The dust is settling on the MOOC debate. Is it here to stay? Is it just the latest flash-in-the-pan which will disappear once they hype has died down?
The Economist's writer thinks that on-line courses - including the latest incarnation of these, the MOOCs - won't kill mainstream degrees but that "MOOCs presage a period of great change in higher education".
Quoting from the first edition of MOOC Forum, the article makes clear that MOOCs have pervaded university level education: "An editorial explains that there are over 500 MOOCs being offered by
more than 100 well known, and accredited, university brands".
The issue of completion of a MOOC has been a criticism.
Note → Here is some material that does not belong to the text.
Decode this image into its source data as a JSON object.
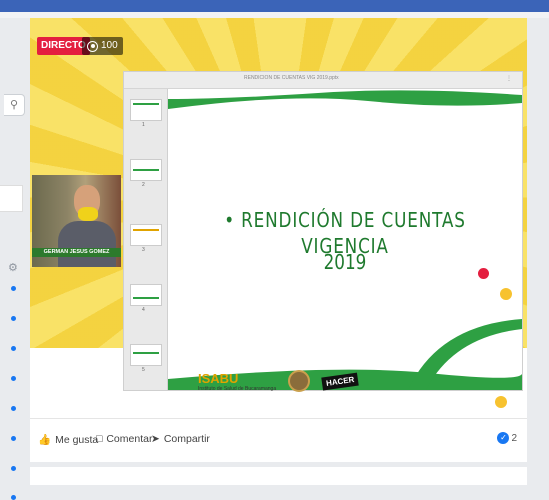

The writer "E.L." makes a good case for this being immaterial in a rapidly changing world where the needs of the learner are so varied and not necessarily tied to paper qualifications.
The MOOC term, albeit hijacked from a much more grass roots approach (and more appealing - let us have more #change11 MOOCs!), seems to have been a catalyst for giving a tweak to distance learning in two dimensions - the number enrolled and the open access of it. These aspects allow the provider to monetize in a different way, usually by having those that want credit for the course pay for this.
MOOCs are here to stay - until a better term comes along.